TASK DESCRIPTION |
Pull every line of the entries that has the word "title".
------ RECORDS FOR THE EXERCISE
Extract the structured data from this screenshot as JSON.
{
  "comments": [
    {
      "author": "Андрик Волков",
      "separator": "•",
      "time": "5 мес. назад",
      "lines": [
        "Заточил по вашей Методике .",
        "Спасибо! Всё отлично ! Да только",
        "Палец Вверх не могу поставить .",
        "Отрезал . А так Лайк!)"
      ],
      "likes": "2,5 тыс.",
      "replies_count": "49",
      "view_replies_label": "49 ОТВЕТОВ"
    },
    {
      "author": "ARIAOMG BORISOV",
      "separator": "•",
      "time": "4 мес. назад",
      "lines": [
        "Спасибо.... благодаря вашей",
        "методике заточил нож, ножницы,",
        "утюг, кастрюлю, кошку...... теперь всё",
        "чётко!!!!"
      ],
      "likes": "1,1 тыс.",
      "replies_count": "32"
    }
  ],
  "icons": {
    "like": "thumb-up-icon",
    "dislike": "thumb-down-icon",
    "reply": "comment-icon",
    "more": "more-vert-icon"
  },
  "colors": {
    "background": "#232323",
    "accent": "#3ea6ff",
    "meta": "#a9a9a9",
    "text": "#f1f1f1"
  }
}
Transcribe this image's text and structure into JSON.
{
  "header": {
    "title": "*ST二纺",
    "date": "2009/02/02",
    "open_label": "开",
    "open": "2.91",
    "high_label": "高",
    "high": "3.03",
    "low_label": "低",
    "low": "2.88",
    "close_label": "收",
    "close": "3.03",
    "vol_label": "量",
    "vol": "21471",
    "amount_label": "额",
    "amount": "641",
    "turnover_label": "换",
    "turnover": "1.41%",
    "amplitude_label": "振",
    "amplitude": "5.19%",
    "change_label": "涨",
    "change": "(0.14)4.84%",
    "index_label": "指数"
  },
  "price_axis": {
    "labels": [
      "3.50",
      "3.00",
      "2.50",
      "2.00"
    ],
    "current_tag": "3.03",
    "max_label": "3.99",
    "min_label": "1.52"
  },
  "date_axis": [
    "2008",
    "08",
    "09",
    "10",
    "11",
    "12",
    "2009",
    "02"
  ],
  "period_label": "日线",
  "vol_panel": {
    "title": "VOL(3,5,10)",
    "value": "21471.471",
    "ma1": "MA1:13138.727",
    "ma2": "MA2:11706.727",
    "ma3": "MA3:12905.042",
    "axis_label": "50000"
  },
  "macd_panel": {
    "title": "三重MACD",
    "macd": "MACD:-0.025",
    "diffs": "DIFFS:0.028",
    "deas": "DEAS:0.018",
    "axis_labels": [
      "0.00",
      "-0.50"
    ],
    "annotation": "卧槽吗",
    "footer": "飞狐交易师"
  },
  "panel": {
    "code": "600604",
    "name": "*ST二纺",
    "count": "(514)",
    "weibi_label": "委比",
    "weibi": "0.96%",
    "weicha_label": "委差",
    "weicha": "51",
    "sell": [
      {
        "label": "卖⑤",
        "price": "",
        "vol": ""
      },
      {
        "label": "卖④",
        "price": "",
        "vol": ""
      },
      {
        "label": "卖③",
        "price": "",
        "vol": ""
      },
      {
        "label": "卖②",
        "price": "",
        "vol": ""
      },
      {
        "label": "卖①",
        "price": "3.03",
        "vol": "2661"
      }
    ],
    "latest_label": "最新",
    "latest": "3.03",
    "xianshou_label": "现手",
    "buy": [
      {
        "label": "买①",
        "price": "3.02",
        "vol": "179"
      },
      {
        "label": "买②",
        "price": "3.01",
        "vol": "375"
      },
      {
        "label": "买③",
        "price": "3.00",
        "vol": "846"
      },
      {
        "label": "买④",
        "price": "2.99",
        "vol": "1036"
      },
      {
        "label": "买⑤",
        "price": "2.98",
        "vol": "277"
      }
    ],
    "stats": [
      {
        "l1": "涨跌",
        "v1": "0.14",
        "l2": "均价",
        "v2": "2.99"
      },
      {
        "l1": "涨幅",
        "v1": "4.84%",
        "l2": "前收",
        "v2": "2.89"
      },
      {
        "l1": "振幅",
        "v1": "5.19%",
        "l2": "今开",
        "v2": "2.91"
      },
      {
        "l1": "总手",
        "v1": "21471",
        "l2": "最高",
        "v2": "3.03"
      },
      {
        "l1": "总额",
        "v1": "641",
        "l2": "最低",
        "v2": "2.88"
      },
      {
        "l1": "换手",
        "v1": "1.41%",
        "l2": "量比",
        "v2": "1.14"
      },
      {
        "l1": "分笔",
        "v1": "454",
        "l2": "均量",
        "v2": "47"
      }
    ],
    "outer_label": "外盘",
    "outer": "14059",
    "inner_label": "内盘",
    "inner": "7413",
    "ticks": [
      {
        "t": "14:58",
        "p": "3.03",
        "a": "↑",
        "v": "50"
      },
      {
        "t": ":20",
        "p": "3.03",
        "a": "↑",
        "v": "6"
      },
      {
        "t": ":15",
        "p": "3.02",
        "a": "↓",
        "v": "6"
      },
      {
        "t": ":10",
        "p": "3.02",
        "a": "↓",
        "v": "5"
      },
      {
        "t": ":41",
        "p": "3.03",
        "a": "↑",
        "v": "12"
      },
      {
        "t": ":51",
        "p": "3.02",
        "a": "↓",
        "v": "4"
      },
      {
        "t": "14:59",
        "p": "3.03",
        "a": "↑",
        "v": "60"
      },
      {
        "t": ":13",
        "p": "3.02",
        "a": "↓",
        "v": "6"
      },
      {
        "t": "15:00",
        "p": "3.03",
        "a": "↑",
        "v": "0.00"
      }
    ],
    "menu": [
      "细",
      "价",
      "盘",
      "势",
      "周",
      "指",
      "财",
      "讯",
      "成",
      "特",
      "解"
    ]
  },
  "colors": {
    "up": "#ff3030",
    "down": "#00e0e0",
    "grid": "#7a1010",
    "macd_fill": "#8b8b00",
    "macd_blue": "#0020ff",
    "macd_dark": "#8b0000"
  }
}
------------
COMPLETED TASK |
    "title": "*ST二纺",
    "title": "VOL(3,5,10)",
    "title": "三重MACD",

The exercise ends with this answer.